▶ [Input data]:
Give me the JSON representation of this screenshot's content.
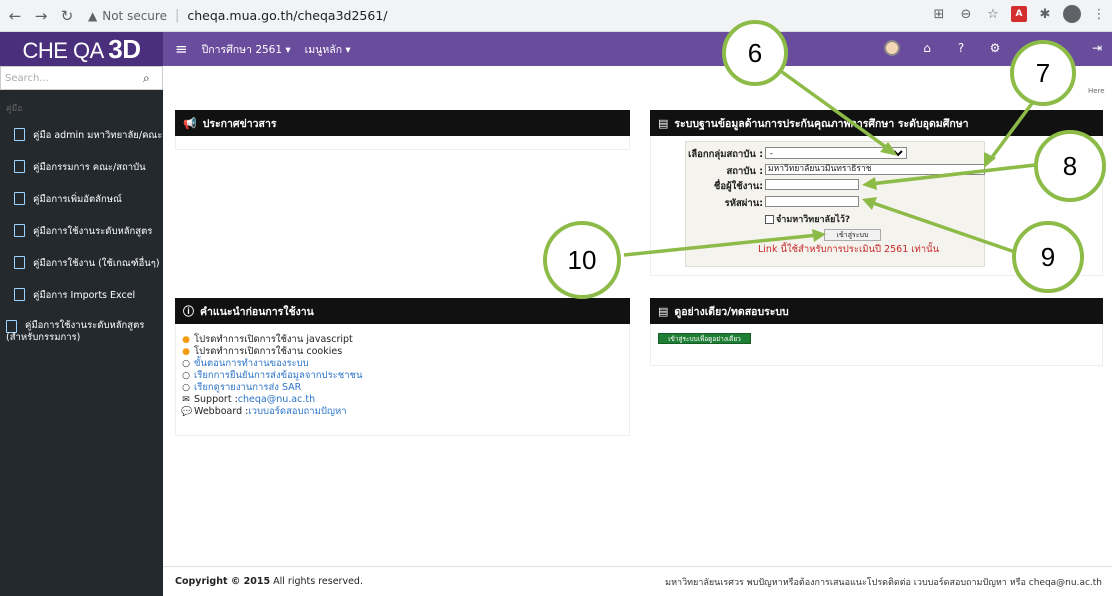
{
  "browser": {
    "not_secure": "Not secure",
    "url": "cheqa.mua.go.th/cheqa3d2561/"
  },
  "header": {
    "logo_text": "CHE QA",
    "logo_3d": "3D",
    "menu_year": "ปีการศึกษา 2561 ▾",
    "menu_main": "เมนูหลัก ▾"
  },
  "sidebar": {
    "search_placeholder": "Search...",
    "section": "คู่มือ",
    "items": [
      {
        "label": "คู่มือ admin มหาวิทยาลัย/คณะ"
      },
      {
        "label": "คู่มือกรรมการ คณะ/สถาบัน"
      },
      {
        "label": "คู่มือการเพิ่มอัตลักษณ์"
      },
      {
        "label": "คู่มือการใช้งานระดับหลักสูตร"
      },
      {
        "label": "คู่มือการใช้งาน (ใช้เกณฑ์อื่นๆ)"
      },
      {
        "label": "คู่มือการ Imports Excel"
      },
      {
        "label": "คู่มือการใช้งานระดับหลักสูตร",
        "label2": "(สำหรับกรรมการ)"
      }
    ]
  },
  "right_edge_text": "Here",
  "news_panel": {
    "title": "ประกาศข่าวสาร"
  },
  "login_panel": {
    "title": "ระบบฐานข้อมูลด้านการประกันคุณภาพการศึกษา ระดับอุดมศึกษา",
    "group_label": "เลือกกลุ่มสถาบัน :",
    "group_value": "-",
    "institution_label": "สถาบัน :",
    "institution_value": "มหาวิทยาลัยนวมินทราธิราช",
    "username_label": "ชื่อผู้ใช้งาน:",
    "username_value": "",
    "password_label": "รหัสผ่าน:",
    "password_value": "",
    "remember_label": "จำมหาวิทยาลัยไว้?",
    "login_button": "เข้าสู่ระบบ",
    "note": "Link นี้ใช้สำหรับการประเมินปี 2561 เท่านั้น"
  },
  "guide_panel": {
    "title": "คำแนะนำก่อนการใช้งาน",
    "items": [
      {
        "text": "โปรดทำการเปิดการใช้งาน javascript"
      },
      {
        "text": "โปรดทำการเปิดการใช้งาน cookies"
      },
      {
        "text": "ขั้นตอนการทำงานของระบบ"
      },
      {
        "text": "เรียกการยืนยันการส่งข้อมูลจากประชาชน"
      },
      {
        "text": "เรียกดูรายงานการส่ง SAR"
      },
      {
        "prefix": "Support : ",
        "text": "cheqa@nu.ac.th"
      },
      {
        "prefix": "Webboard : ",
        "text": "เวบบอร์ดสอบถามปัญหา"
      }
    ]
  },
  "demo_panel": {
    "title": "ดูอย่างเดียว/ทดสอบระบบ",
    "button": "เข้าสู่ระบบเพื่อดูอย่างเดียว"
  },
  "footer": {
    "copyright_bold": "Copyright © 2015",
    "copyright_rest": " All rights reserved.",
    "right": "มหาวิทยาลัยนเรศวร พบปัญหาหรือต้องการเสนอแนะโปรดติดต่อ เวบบอร์ดสอบถามปัญหา หรือ cheqa@nu.ac.th"
  },
  "callouts": [
    "6",
    "7",
    "8",
    "9",
    "10"
  ],
  "colors": {
    "header_bg": "#6a4c9c",
    "logo_bg": "#4a2f7c",
    "sidebar_bg": "#24292e",
    "panel_header_bg": "#111111",
    "callout_border": "#8dbb48",
    "demo_button": "#1e7e34",
    "note_red": "#c62828"
  }
}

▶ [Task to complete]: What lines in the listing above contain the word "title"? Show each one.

▶ [Output for this exercise]:
    "title": "ประกาศข่าวสาร"
    "title": "ระบบฐานข้อมูลด้านการประกันคุณภาพการศึกษา ระดับอุดมศึกษา",
    "title": "คำแนะนำก่อนการใช้งาน",
    "title": "ดูอย่างเดียว/ทดสอบระบบ",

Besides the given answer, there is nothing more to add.